> **The task**: The entries below are to be repeated exactly, with the pictures left out.

App and web page records:
......

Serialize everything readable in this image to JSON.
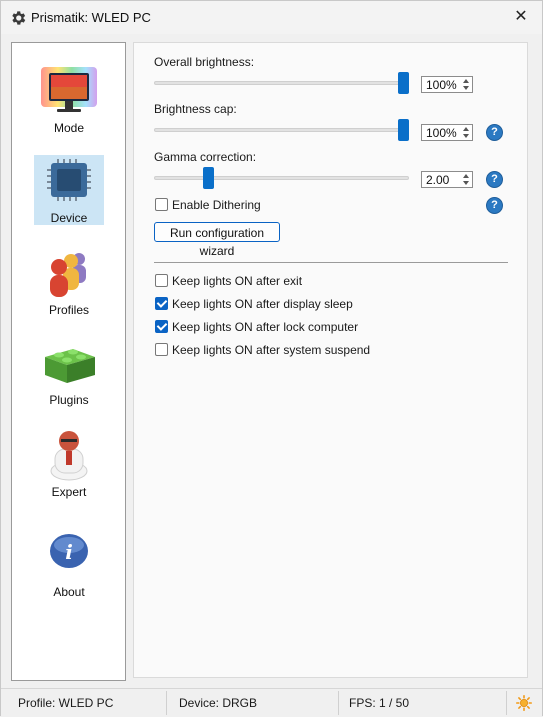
{
  "window": {
    "title": "Prismatik: WLED PC",
    "icons": {
      "app": "gear-icon",
      "close": "close-icon"
    },
    "close_glyph": "✕"
  },
  "sidebar": {
    "items": [
      {
        "label": "Mode",
        "icon": "rainbow-monitor-icon",
        "selected": false
      },
      {
        "label": "Device",
        "icon": "chip-icon",
        "selected": true
      },
      {
        "label": "Profiles",
        "icon": "profiles-people-icon",
        "selected": false
      },
      {
        "label": "Plugins",
        "icon": "lego-brick-icon",
        "selected": false
      },
      {
        "label": "Expert",
        "icon": "expert-figure-icon",
        "selected": false
      },
      {
        "label": "About",
        "icon": "info-icon",
        "selected": false
      }
    ]
  },
  "device": {
    "overall_brightness": {
      "label": "Overall brightness:",
      "value": "100%",
      "level": 1.0
    },
    "brightness_cap": {
      "label": "Brightness cap:",
      "value": "100%",
      "level": 1.0
    },
    "gamma_correction": {
      "label": "Gamma correction:",
      "value": "2.00",
      "level": 0.2
    },
    "enable_dithering": {
      "label": "Enable Dithering",
      "checked": false
    },
    "wizard_button": "Run configuration wizard",
    "help_glyph": "?",
    "keep_lights": [
      {
        "label": "Keep lights ON after exit",
        "checked": false
      },
      {
        "label": "Keep lights ON after display sleep",
        "checked": true
      },
      {
        "label": "Keep lights ON after lock computer",
        "checked": true
      },
      {
        "label": "Keep lights ON after system suspend",
        "checked": false
      }
    ]
  },
  "status": {
    "profile": "Profile: WLED PC",
    "device": "Device: DRGB",
    "fps": "FPS: 1 / 50",
    "toggle_icon": "sun-icon"
  },
  "colors": {
    "accent": "#0a6fc9",
    "help": "#2b79c2",
    "selected_bg": "#cce5f5",
    "sun": "#f29a17"
  }
}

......

> **Response area**:
Serialize everything readable in this image to JSON.
{
  "window": {
    "title": "Prismatik: WLED PC",
    "icons": {
      "app": "gear-icon",
      "close": "close-icon"
    },
    "close_glyph": "✕"
  },
  "sidebar": {
    "items": [
      {
        "label": "Mode",
        "icon": "rainbow-monitor-icon",
        "selected": false
      },
      {
        "label": "Device",
        "icon": "chip-icon",
        "selected": true
      },
      {
        "label": "Profiles",
        "icon": "profiles-people-icon",
        "selected": false
      },
      {
        "label": "Plugins",
        "icon": "lego-brick-icon",
        "selected": false
      },
      {
        "label": "Expert",
        "icon": "expert-figure-icon",
        "selected": false
      },
      {
        "label": "About",
        "icon": "info-icon",
        "selected": false
      }
    ]
  },
  "device": {
    "overall_brightness": {
      "label": "Overall brightness:",
      "value": "100%",
      "level": 1.0
    },
    "brightness_cap": {
      "label": "Brightness cap:",
      "value": "100%",
      "level": 1.0
    },
    "gamma_correction": {
      "label": "Gamma correction:",
      "value": "2.00",
      "level": 0.2
    },
    "enable_dithering": {
      "label": "Enable Dithering",
      "checked": false
    },
    "wizard_button": "Run configuration wizard",
    "help_glyph": "?",
    "keep_lights": [
      {
        "label": "Keep lights ON after exit",
        "checked": false
      },
      {
        "label": "Keep lights ON after display sleep",
        "checked": true
      },
      {
        "label": "Keep lights ON after lock computer",
        "checked": true
      },
      {
        "label": "Keep lights ON after system suspend",
        "checked": false
      }
    ]
  },
  "status": {
    "profile": "Profile: WLED PC",
    "device": "Device: DRGB",
    "fps": "FPS: 1 / 50",
    "toggle_icon": "sun-icon"
  },
  "colors": {
    "accent": "#0a6fc9",
    "help": "#2b79c2",
    "selected_bg": "#cce5f5",
    "sun": "#f29a17"
  }
}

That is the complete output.